Owner name: LOCTITE LUMINESCENT SYSTEMS, INC., LEBANON, NH, A
Free format text: ASSIGNMENT OF ASSIGNORS INTEREST.;ASSIGNORS:KREILING, WILLIAM H.;TOWER, WILLIAM A.;REEL/FRAME:004869/0879
Effective date: 19880229
Owner name: LOCTITE LUMINESCENT SYSTEMS, INC.,NEW HAMPSHIRE
Free format text: ASSIGNMENT OF ASSIGNORS INTEREST;ASSIGNORS:KREILING, WILLIAM H.;TOWER, WILLIAM A.;REEL/FRAME:004869/0879
Effective date: 19880229
|Feb 21, 1989||AS||Assignment|
Owner name: LOCTITE LUMINESCENT SYSTEMS, INC., NEW HAMPSHIRE
Free format text: ASSIGNMENT OF ASSIGNORS INTEREST.;ASSIGNOR:LORREY, NORMAN T.;REEL/FRAME:005025/0684
Effective date: 19890203
|Nov 13, 1990||CC||Certificate of correction|
|Jan 15, 1993||FPAY||Fee payment|

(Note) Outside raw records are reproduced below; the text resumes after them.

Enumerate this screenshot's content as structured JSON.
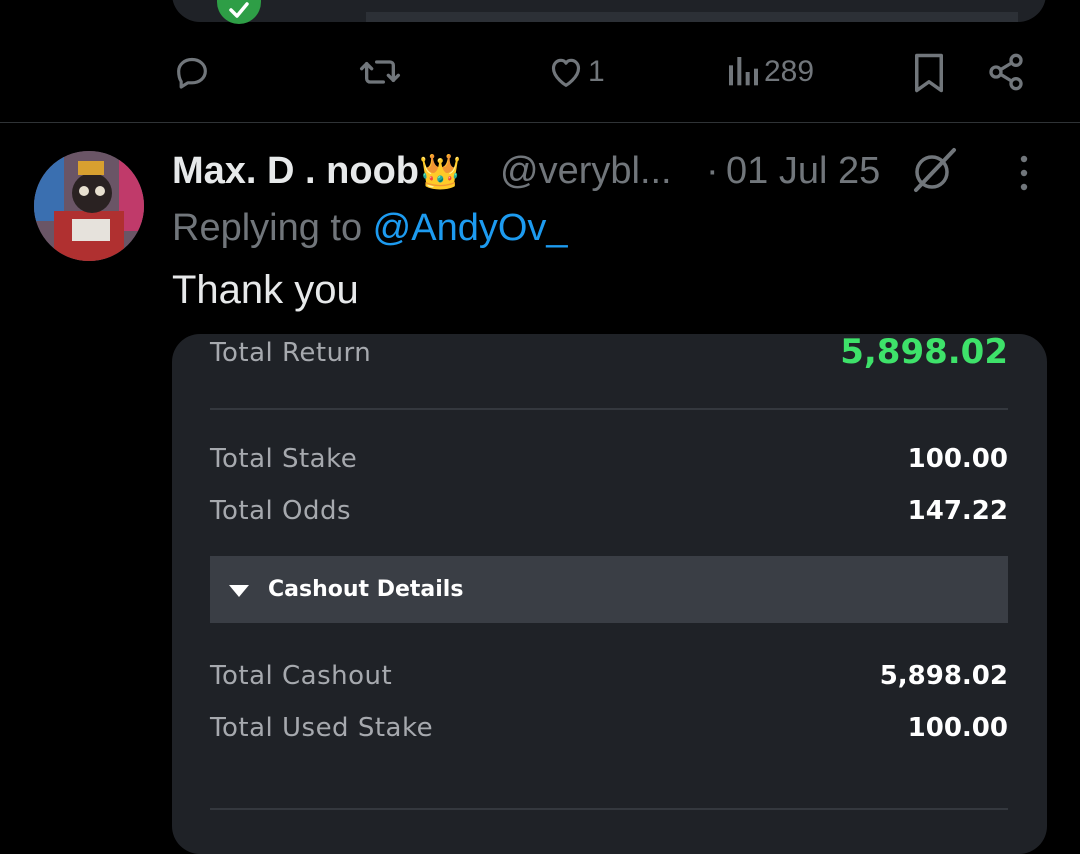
{
  "prev_tweet": {
    "actions": {
      "replies": "",
      "retweets": "",
      "likes": "1",
      "views": "289"
    }
  },
  "tweet": {
    "display_name": "Max. D . noob",
    "name_emoji": "👑",
    "handle": "@verybl...",
    "separator": "·",
    "date": "01 Jul 25",
    "reply_prefix": "Replying to ",
    "reply_to": "@AndyOv_",
    "text": "Thank you"
  },
  "bet_slip": {
    "total_return_label": "Total Return",
    "total_return_value": "5,898.02",
    "total_stake_label": "Total Stake",
    "total_stake_value": "100.00",
    "total_odds_label": "Total Odds",
    "total_odds_value": "147.22",
    "cashout_details_label": "Cashout Details",
    "total_cashout_label": "Total Cashout",
    "total_cashout_value": "5,898.02",
    "total_used_stake_label": "Total Used Stake",
    "total_used_stake_value": "100.00"
  },
  "colors": {
    "background": "#000000",
    "muted": "#71767b",
    "mention": "#1d9bf0",
    "return_green": "#3ee26a",
    "card": "#1f2227"
  },
  "icons": [
    "check-icon",
    "reply-icon",
    "retweet-icon",
    "heart-icon",
    "views-icon",
    "bookmark-icon",
    "share-icon",
    "grok-icon",
    "more-icon",
    "caret-down-icon"
  ]
}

Year of fee payment: 4
|Feb 28, 1996||AS||Assignment|
Owner name: ASTRONICS CORPORATION, INC., NEW YORK
Free format text: ASSIGNMENT OF ASSIGNORS INTEREST;ASSIGNOR:LOCTITE LUMINESCENT SYSTEMS, INC.;REEL/FRAME:007824/0167
Effective date: 19951129
|Feb 14, 1997||FPAY||Fee payment|
Year of fee payment: 8
|Feb 15, 2001||FPAY||Fee payment|
Year of fee payment: 12